After the war he was going to work for the ABC as a scriptwriter when he received an offer to join the Australian Information Service film unit (later Film Australia) where he directed a film on Albert Namatjira called Namatjira the Painter (1946). Robinson made several films in the Northern Territory such as Outback Patrol, The Pearlers and Crocodile Hunters as well as a short film with actors in a studio called Double Trouble (1951).[3] The high quality and Australian subject matter of these films led them to be released theatrically as support for main features.[4]

Association with Chips Rafferty[edit]

Robinson had known actor Chips Rafferty from writing radio serials for him. Together with George Heath they formed a company called Platypus Productions with the goal of producing Australian films that Robinson would direct and Rafferty could appear in. The Australian Government put a £10,000 limit on any non-essential Australian company, forcing them to make their first film The Phantom Stockman (1953) for that amount.[5] The movie was a success, launching the career of Robinson discovery Victoria Shaw and Robinson found out that modestly made films with good advertising made their money back.[6] He also felt that a film with an unconventional setting should have a conventional story line.

Rafferty and Robinson then formed a new company, Southern International Productions, and made the popular King of the Coral Sea (1954), which marked the feature film debut of Rod Taylor. This was followed by Walk Into Paradise (1956), an Australian/French international co-production which American showman Joseph E. Levine acquired for American release and shrewdly retitled Walk Into Hell. The film became the most successful Australian film up to that time.[7]

Fauna Productions[edit]

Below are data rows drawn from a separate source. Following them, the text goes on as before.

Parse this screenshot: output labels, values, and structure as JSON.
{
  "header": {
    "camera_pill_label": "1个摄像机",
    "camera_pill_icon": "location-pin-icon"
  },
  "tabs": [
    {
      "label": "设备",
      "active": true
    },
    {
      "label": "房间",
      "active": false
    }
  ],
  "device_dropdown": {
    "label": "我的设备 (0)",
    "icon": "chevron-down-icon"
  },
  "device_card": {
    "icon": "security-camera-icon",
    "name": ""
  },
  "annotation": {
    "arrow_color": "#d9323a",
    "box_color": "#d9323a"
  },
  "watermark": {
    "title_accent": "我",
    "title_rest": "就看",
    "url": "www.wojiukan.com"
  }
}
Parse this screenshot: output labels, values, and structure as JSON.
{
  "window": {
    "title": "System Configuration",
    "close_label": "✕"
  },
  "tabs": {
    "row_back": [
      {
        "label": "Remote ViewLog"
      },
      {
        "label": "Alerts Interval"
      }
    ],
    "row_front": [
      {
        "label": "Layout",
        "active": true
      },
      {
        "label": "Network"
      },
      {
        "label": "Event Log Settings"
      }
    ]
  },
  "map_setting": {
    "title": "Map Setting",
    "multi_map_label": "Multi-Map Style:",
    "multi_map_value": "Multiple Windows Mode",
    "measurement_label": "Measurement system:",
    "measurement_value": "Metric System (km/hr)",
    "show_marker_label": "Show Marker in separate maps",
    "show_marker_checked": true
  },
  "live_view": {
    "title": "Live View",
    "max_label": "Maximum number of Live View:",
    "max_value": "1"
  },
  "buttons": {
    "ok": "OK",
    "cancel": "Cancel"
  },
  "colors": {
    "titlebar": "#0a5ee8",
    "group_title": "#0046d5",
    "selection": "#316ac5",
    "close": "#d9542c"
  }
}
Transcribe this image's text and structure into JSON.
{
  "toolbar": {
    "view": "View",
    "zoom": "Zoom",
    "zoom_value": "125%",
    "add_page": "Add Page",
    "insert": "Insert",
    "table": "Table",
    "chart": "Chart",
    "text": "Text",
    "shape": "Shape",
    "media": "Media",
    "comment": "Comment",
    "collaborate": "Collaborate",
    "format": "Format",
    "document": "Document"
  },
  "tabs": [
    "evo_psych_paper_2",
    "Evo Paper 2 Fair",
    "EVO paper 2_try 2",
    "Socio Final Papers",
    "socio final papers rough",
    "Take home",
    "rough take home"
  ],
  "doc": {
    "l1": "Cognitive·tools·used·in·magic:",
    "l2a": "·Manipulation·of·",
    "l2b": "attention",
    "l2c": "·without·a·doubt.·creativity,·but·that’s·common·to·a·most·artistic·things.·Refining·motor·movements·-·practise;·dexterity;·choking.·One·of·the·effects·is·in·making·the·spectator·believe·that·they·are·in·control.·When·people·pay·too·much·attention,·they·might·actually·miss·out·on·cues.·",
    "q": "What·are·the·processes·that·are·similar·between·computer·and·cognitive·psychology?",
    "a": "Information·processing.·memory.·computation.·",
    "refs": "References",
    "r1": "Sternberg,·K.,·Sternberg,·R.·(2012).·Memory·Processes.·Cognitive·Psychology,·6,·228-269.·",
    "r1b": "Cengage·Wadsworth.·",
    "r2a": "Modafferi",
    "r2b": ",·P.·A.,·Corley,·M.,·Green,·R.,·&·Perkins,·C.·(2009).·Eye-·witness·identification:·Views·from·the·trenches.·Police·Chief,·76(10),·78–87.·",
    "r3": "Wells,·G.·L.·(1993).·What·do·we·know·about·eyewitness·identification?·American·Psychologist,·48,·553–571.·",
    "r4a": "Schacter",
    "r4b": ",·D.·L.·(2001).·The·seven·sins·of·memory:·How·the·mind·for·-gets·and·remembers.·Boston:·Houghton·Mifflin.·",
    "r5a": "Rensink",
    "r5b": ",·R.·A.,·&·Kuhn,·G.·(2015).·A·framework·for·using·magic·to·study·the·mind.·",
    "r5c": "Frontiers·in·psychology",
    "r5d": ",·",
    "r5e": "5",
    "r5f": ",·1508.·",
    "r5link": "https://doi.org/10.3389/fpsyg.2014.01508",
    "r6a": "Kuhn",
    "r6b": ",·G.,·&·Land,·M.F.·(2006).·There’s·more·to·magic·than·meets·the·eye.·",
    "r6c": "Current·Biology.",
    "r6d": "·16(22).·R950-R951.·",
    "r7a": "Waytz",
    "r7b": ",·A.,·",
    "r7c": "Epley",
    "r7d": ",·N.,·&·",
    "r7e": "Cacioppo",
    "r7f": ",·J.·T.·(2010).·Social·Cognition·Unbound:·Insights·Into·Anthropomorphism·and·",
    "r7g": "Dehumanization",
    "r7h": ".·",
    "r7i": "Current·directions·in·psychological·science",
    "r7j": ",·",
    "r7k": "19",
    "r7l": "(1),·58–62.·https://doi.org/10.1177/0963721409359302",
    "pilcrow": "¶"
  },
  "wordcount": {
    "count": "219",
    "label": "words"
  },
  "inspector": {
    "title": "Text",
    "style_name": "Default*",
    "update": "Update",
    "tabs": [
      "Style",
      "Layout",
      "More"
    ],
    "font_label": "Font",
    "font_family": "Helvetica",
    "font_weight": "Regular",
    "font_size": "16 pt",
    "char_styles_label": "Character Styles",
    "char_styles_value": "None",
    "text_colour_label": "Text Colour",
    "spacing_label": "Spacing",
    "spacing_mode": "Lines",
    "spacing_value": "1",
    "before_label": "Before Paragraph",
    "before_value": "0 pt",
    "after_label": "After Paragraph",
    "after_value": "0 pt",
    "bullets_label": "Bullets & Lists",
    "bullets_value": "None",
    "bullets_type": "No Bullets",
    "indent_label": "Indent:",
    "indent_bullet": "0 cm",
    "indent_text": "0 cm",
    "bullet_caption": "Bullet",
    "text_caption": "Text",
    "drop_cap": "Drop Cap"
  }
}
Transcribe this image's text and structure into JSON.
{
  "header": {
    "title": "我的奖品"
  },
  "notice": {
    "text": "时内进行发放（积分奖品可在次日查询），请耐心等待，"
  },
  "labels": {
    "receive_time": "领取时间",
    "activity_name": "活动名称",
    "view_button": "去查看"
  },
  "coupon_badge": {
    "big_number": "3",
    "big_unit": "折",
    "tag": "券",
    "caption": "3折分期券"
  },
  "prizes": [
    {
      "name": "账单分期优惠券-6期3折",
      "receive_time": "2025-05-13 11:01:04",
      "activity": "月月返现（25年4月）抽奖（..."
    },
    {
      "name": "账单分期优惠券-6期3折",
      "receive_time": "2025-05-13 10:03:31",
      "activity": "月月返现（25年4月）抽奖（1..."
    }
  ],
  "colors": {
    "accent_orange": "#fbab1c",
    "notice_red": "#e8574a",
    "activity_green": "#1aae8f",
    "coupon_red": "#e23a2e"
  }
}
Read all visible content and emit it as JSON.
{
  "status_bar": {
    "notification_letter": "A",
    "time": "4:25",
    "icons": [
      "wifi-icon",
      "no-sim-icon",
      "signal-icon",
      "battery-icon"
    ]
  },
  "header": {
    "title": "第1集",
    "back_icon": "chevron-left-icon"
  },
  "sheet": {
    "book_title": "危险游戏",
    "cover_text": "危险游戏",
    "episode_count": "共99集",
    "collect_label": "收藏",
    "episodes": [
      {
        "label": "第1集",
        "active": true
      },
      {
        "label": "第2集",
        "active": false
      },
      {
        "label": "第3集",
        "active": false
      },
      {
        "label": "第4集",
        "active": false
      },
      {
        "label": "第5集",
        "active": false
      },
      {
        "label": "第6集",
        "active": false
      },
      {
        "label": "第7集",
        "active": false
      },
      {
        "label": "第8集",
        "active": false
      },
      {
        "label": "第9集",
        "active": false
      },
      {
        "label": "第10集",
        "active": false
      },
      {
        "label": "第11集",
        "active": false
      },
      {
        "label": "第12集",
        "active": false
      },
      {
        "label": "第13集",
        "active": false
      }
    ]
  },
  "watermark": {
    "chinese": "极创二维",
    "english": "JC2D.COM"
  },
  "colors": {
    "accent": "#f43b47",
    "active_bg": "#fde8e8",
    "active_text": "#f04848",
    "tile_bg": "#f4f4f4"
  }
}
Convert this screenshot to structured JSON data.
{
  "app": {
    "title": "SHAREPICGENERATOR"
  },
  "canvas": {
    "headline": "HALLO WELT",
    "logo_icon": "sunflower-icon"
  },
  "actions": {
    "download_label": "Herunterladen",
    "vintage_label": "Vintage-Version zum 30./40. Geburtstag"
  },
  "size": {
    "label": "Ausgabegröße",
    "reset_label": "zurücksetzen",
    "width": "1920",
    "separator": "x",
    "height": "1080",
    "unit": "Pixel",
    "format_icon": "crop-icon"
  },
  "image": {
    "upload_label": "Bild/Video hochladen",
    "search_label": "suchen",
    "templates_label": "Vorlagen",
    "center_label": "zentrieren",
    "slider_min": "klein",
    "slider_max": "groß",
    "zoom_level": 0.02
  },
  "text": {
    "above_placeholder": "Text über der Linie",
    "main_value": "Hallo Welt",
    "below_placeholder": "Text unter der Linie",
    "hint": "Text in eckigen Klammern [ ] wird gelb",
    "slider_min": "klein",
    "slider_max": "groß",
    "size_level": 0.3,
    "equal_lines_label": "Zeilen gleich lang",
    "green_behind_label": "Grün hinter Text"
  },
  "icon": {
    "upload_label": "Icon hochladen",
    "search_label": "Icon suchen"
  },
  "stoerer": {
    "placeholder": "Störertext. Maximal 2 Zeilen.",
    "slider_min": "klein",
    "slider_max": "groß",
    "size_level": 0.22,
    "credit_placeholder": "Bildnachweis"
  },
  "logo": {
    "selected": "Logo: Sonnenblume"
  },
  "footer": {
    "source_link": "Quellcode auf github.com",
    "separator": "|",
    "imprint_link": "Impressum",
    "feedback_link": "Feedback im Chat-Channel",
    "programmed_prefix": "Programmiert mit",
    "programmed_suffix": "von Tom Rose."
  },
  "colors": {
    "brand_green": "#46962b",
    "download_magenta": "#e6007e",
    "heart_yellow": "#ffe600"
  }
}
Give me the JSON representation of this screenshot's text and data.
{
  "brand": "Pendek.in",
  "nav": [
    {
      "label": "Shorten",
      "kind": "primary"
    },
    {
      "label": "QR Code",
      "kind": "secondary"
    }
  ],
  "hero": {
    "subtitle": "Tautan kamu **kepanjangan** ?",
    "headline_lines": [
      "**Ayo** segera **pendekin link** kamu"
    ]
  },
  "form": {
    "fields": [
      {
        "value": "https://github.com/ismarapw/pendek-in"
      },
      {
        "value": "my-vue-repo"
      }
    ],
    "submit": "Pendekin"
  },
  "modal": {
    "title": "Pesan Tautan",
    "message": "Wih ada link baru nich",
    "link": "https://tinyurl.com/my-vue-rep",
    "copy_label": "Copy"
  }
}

With feature film production drying up, Robinson moved from directing and writing to producing. In 1966 he formed Fauna Productions with John McCallum to produce the television series Skippy the Bush Kangaroo. Robinson had been advised that a children's show would sell well globally.[8] Robinson was inspired by Flipper, changing the dolphin into a kangaroo.[9] The series was filmed in colour before Australia had colour television. Robinson directed a feature film of the series called The Intruders (1969) or Skippy and the Intruders.

Throughout the 1970s he concentrated on television production. In the early 1980s he returned to feature films, producing two films based on the activities of Z Special Unit during World War II.

Personal life[edit]

Robinson married Gwenyth in 1940 and they remained together until her death in 1968. They had five children.[10]

Quotes[edit]

"To put an Australian tag on it [an Australian feature film] was the worst thing you could do."

Feature films[edit]

Documentaries[edit]

Television[edit]

Notes[edit]

External links[edit]